“Dad?” I leaned my head out of the doorway.
“Am I in demand?” He tilted his head to the side to hear my answer.
“I need a greater brain than mine,” I replied, trying to sound exasperated. I watched him stand up, stare at the screen a few more seconds as a batter struck out, then walk down the hall toward me. My smile waned as I saw him carrying a beer can in his hand. He set it down on my desk. I could smell the beer, and I wished he had left it in the other room. We worked together until the fifteen math problems were solved.
“You’re very welcome, Tembers.” I liked his nickname for me. “Is there anything else you need my intelligence for, before I finish watching the ballgame?”
The moment had presented itself, just as I’d hoped. “Dad, why do you drink beer?”
“Where did that question come from?” He looked surprised and embarrassed.
I took a deep breath and confessed, “This afternoon when I was home by myself, I was tempted to drink some and it scared me.”
He eyed me seriously, “But … you didn’t?”
“No.” I looked straight into his eyes and saw relief on his face.
“I’m proud of you, Temberly,” Dad said sincerely. “You made a wise choice today. I knew that as you and Warren grew older, this would be an issue we’d need to discuss. I didn’t realize it would come up so soon.”
“Oh, Dad, I don’t like having that stuff in our house. I know you don’t drink a lot—just when you’re watching ballgames. But when will Warren be tempted to try it? …”
“Tembers, you can be pointedly honest sometimes.” Dad ran his hand through his dark hair. “I suppose, deep down inside, I already knew you felt this way. I’d appreciate your love and patience with me as I try to find the willpower to quit.”
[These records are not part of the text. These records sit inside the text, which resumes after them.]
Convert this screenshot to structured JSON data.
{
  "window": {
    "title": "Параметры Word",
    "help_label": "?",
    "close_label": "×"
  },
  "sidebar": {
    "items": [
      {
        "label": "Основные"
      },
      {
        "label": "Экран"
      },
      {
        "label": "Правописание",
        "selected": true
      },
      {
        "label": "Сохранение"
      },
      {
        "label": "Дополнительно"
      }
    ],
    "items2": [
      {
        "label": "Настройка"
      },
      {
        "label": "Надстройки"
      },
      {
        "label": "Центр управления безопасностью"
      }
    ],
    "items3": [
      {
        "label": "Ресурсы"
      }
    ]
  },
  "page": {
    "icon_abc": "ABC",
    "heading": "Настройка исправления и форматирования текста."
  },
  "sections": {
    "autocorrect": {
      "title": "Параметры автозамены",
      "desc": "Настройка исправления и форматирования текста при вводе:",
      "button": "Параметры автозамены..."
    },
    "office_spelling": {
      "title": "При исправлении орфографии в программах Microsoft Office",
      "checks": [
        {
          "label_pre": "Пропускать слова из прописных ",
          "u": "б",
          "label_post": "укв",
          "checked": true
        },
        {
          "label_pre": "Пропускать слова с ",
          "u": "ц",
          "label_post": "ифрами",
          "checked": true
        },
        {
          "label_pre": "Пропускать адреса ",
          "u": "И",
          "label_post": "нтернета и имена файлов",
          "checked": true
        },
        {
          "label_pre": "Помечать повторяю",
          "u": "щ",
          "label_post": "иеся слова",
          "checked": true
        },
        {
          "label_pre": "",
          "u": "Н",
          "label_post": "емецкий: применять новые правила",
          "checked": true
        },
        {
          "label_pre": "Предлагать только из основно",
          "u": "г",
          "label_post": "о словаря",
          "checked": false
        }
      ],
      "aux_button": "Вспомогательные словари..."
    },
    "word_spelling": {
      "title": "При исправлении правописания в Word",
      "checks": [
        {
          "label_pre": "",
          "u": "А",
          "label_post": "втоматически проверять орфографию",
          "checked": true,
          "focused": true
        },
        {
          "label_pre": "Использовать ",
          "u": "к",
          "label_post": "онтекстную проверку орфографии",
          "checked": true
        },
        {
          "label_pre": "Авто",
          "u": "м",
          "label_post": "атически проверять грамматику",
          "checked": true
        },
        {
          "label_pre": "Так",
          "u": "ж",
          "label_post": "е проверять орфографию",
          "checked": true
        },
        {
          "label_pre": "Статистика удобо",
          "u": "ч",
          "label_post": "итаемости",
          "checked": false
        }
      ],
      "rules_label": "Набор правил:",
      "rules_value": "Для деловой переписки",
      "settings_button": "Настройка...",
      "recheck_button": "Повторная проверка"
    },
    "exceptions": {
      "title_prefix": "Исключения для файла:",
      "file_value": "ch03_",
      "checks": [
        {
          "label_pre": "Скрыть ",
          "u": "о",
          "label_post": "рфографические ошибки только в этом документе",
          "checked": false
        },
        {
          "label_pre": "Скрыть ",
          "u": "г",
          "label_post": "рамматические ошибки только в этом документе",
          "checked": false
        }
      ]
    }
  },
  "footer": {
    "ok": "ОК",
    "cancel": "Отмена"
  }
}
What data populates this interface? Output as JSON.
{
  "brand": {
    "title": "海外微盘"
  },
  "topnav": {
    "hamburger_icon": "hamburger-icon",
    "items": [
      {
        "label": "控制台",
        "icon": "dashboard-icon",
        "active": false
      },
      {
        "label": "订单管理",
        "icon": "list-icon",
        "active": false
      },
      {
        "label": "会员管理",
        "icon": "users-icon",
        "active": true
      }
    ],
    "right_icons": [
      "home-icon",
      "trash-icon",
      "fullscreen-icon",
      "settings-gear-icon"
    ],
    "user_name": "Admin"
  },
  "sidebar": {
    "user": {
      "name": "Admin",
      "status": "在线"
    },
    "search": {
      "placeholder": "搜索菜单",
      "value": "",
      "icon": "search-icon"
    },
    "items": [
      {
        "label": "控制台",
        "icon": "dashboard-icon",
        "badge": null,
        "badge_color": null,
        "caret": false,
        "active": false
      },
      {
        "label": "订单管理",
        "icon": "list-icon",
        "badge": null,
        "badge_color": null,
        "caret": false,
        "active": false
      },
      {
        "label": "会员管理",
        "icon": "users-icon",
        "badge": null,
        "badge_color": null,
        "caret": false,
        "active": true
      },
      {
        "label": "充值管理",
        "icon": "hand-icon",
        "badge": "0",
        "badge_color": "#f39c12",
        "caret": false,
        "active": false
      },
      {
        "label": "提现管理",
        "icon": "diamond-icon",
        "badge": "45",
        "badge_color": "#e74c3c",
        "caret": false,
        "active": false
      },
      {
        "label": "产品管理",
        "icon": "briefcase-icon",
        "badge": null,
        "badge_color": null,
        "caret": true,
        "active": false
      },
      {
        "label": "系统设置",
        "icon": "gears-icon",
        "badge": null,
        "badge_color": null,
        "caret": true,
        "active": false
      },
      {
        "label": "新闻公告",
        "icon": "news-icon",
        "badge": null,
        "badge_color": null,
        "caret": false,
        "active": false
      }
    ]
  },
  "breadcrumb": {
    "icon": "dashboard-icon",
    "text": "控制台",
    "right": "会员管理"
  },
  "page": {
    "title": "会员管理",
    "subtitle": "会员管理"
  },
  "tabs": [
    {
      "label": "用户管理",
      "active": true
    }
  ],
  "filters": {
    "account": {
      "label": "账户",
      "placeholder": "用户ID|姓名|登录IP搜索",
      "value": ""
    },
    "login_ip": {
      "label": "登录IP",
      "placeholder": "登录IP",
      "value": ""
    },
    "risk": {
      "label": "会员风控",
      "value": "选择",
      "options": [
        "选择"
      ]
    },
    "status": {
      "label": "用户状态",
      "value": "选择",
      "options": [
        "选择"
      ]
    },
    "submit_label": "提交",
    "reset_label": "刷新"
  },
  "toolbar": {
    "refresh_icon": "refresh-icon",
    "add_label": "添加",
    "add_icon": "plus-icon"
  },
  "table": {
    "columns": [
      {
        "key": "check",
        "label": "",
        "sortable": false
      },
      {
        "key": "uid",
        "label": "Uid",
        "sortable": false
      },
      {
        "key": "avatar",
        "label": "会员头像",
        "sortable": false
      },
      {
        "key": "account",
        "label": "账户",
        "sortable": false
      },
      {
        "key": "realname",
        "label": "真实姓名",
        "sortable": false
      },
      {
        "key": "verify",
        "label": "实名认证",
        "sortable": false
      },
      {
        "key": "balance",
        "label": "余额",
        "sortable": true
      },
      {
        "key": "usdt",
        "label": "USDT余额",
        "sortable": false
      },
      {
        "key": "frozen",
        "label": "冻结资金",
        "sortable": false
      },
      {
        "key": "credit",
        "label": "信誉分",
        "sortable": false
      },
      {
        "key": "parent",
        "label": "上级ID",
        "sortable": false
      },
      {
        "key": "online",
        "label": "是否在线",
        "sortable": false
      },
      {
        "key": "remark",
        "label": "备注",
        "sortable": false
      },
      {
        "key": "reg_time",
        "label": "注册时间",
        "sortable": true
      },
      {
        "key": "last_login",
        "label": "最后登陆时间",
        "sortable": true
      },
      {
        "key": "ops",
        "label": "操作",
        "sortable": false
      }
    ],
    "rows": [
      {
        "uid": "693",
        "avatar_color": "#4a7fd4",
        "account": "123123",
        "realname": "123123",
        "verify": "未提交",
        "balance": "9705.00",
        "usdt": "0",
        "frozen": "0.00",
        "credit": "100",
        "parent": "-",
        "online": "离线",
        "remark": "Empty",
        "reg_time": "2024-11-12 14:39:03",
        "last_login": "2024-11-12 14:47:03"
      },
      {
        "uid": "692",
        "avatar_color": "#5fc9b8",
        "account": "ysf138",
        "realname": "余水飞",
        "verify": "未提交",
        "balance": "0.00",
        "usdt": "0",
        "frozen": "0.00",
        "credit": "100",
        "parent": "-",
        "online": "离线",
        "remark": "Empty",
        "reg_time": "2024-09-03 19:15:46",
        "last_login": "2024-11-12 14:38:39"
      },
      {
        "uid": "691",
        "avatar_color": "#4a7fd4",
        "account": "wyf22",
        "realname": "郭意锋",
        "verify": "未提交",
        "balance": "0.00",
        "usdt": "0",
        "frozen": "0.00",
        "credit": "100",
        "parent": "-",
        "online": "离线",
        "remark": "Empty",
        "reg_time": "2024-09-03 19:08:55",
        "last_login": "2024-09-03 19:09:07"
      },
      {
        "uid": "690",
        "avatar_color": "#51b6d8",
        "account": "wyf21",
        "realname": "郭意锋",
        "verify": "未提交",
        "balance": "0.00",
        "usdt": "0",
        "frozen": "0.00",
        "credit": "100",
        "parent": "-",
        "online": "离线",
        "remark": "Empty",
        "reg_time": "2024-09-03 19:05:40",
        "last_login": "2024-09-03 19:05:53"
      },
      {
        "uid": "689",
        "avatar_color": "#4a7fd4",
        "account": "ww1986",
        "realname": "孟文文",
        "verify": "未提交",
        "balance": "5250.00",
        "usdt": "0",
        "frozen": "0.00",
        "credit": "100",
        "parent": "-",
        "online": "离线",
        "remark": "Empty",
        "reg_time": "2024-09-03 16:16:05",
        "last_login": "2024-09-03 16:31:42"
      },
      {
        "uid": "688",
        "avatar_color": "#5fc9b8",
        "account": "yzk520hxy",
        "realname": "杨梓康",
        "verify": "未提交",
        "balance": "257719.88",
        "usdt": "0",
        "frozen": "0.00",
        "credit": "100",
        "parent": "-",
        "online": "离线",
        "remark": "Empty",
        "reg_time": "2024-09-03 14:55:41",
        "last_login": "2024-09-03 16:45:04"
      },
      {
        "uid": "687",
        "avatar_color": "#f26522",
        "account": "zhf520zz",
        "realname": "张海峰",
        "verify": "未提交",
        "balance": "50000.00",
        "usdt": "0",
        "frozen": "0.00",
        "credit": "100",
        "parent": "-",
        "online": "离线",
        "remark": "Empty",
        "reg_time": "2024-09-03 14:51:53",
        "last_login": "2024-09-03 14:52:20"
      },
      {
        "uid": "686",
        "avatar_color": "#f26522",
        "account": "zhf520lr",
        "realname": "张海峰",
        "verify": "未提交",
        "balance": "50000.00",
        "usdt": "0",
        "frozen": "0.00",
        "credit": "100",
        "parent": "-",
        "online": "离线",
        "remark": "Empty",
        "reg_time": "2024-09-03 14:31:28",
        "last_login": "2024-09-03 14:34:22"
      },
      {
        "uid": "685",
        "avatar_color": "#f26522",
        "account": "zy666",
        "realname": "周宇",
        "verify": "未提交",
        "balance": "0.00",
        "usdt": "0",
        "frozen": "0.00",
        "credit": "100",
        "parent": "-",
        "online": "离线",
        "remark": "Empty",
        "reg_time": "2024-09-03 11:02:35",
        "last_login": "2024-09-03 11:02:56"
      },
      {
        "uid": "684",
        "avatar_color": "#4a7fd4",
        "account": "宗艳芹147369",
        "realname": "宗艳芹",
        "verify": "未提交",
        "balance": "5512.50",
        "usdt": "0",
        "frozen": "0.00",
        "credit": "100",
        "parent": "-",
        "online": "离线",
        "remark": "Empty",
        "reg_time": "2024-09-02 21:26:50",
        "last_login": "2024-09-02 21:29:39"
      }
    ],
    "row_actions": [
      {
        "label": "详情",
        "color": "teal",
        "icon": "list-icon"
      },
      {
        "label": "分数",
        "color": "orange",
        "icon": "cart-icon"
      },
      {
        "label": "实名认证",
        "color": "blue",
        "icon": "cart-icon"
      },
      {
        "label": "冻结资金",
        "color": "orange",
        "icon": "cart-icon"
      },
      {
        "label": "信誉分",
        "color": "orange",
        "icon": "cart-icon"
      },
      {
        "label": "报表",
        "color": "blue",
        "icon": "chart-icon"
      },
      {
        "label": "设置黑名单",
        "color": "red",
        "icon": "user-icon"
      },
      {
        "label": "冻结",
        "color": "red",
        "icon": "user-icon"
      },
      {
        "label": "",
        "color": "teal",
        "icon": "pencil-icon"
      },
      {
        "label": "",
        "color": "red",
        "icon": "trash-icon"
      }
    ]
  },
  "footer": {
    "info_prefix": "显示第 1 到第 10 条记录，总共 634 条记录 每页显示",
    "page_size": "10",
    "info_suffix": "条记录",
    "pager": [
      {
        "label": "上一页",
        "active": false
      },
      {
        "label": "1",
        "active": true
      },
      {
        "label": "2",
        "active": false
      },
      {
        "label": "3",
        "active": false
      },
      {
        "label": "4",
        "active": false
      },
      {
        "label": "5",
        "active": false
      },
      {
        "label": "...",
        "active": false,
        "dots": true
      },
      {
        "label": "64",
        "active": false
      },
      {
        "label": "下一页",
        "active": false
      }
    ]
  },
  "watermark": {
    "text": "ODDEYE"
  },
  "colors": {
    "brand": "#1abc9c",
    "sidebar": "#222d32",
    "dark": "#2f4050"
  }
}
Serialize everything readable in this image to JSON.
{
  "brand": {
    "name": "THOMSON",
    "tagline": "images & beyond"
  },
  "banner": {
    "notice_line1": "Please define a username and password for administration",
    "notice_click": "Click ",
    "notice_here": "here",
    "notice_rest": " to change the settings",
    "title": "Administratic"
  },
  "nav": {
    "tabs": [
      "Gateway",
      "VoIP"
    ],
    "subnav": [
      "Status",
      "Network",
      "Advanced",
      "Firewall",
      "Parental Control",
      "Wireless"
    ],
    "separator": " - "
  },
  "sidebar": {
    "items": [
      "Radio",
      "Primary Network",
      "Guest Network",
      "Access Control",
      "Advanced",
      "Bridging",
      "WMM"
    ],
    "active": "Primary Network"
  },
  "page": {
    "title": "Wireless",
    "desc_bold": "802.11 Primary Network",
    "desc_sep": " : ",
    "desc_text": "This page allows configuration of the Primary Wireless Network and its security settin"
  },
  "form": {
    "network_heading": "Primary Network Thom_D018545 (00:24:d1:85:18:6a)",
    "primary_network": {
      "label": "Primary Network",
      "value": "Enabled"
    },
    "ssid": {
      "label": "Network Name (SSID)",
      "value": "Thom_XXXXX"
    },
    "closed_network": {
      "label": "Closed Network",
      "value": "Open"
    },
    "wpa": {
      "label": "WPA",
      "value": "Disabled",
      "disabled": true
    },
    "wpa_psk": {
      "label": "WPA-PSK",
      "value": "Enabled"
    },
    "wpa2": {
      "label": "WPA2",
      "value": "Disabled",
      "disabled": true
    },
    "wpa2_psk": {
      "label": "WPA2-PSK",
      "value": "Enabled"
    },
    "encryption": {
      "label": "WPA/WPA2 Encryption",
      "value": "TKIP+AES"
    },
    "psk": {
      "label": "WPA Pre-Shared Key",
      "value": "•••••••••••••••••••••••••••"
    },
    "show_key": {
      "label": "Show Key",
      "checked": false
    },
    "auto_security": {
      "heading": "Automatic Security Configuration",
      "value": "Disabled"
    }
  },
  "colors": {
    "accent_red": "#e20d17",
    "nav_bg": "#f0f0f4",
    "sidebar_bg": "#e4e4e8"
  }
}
I wiped the tears off my cheeks with the back of my hand and rubbed it dry on my jeans. I felt the Holy Ghost strengthen me, and I found the courage to say, “Today, I heard you tell the Cub Scouts to ‘keep pushing and not give up.’ Can I keep pushing you about this?”
“Yes, Coach,” he said, squeezing my hand before he left the room. I was startled when he suddenly leaned his head back in the doorway and said, “Don’t ever give up.” He winked.
I smiled to myself. Dad hadn’t exactly promised to stop, but somehow I knew he was a lot closer to it. And that hope made me feel like a winner … again.
“I hope and pray that you young people will have the courage to consistently choose the right. Moreover, I suggest that each of you find or create reminders to help you and your loved ones choose the right … , not only for peace and happiness in the world right now, but also for peace and happiness eternally.”
Elder L. Tom Perry
Of the Quorum of the Twelve Apostles
(Ensign, November 1993, page 68.)